- Partners face each other and the lead puts is hand at the followers back at her shoulder blade. She places her hand on the lead’s shoulder. There should no space between the couples arms. The follower puts her right hand in her partners left. This hold creates the frame work for leading and following.
- The partners mirror each other and step on the beat, lead steps on right and follow steps on left. This creates movement in the hips.
- With the frame and the steps the couple can move forward, back and side to side. Phrases of movement should be done in eights – eight steps side, eight steps forward, etc. After a time of getting comfortable with these directions, turning can be added.
The Merengue is part of the social dance repertoire that is leaned in Social Arts 101 and built upon in Social Arts 102.
If you want children to keep their feet on the ground, put some responsibility on their shoulders.
– Abigail Van Buren
Dear Abby is absolutely right and her thought can even be applied to adults.
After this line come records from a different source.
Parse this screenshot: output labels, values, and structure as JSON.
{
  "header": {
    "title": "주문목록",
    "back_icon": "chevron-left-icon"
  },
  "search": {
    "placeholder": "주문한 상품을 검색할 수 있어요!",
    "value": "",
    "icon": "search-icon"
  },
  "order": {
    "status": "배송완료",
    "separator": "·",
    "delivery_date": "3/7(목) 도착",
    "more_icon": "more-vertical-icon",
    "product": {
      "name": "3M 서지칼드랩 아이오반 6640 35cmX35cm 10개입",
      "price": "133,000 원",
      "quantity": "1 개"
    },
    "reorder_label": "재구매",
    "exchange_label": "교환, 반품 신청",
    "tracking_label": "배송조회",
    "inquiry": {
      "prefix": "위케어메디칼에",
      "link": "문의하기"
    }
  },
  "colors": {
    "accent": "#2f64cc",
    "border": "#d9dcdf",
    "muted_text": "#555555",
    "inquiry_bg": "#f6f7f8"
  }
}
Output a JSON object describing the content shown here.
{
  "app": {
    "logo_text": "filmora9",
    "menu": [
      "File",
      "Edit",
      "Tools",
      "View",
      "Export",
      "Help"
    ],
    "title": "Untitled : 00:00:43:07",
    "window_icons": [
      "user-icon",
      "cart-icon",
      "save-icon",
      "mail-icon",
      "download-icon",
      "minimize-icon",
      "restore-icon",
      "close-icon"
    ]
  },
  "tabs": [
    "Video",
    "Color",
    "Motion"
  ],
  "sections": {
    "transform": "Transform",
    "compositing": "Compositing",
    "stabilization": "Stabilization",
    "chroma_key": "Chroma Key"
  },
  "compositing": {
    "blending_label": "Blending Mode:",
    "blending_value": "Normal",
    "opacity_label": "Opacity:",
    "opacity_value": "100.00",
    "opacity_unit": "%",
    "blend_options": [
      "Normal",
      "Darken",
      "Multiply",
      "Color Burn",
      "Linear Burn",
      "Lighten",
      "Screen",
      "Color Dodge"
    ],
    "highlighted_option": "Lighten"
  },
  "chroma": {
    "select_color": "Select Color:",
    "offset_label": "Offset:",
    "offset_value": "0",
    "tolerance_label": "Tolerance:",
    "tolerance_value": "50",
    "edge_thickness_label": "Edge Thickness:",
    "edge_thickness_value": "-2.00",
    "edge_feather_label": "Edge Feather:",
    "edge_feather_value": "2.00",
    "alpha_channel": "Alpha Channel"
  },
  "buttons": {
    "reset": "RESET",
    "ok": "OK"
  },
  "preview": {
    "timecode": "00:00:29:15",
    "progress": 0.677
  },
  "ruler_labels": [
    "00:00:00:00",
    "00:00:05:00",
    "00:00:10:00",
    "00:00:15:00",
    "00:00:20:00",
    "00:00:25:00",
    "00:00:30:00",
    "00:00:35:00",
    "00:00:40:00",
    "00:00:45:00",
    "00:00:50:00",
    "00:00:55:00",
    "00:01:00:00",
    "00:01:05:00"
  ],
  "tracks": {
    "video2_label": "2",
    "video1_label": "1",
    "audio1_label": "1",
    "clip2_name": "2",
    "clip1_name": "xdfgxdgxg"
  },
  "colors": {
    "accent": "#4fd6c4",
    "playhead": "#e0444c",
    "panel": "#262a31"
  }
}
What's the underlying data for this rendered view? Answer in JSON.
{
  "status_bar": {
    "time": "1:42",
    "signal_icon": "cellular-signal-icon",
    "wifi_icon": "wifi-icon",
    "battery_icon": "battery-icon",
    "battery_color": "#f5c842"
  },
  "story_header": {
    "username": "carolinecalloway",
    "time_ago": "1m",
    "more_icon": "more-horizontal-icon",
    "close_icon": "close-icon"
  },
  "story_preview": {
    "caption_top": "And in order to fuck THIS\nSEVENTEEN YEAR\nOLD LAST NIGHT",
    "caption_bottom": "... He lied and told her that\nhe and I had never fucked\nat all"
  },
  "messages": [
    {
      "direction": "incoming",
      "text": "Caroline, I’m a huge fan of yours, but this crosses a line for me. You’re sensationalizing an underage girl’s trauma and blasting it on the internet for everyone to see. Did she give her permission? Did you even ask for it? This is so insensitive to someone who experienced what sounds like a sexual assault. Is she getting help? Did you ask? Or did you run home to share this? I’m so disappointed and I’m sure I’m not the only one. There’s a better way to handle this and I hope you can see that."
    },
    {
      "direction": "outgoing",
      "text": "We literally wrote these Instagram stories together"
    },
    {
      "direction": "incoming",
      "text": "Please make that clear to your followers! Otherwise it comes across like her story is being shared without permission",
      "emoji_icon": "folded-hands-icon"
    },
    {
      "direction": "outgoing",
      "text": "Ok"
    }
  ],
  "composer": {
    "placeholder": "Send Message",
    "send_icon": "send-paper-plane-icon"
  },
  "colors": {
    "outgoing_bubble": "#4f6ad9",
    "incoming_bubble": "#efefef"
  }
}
Responsibility gives us a sense of purpose that makes an opportunity to build genuine self-esteem.
A very important part of introducing yourself in our culture is the handshake. Done well, it endears you to the person you have just met. Done poorly, it can make you or your new acquaintance uncomfortable. This ancient human gesture (there are depictions of it in Greek art dating from the 5th Century B.C.E.*) is worth a moment of thought and practice.
When shaking hands remember these three things:
- Hands meet web to web – meaning that the fleshy part between thumbs and pointer fingers meet.
- Be firm and mindful of your grip – too soft is not confident and too firm causes pain.
- Be brief but take your time – two to three pumps at a moderate pace is good.
A confident and welcoming handshake is an asset.
Social Arts Classes practice this important skill at every class. More information about classes is available here.
*Patrick, Bethanne Kelly. An Uncommon History of Common Courtesy: How Manners Shaped the World. National Geographic, 2011. pg 16.
Registration is now open for the Summer/Fall Semester Social Arts 101. This class for grades 6th – 8th covers important basics of social navigation and social dances. Limited class size and hands-on exercises made this class the place to get comfortable with the uncomfortable and have a good time doing it. Give your child the tools to meet success with a class from Social Arts Atlanta.
Curriculum details, class dates and registration instructions are available here.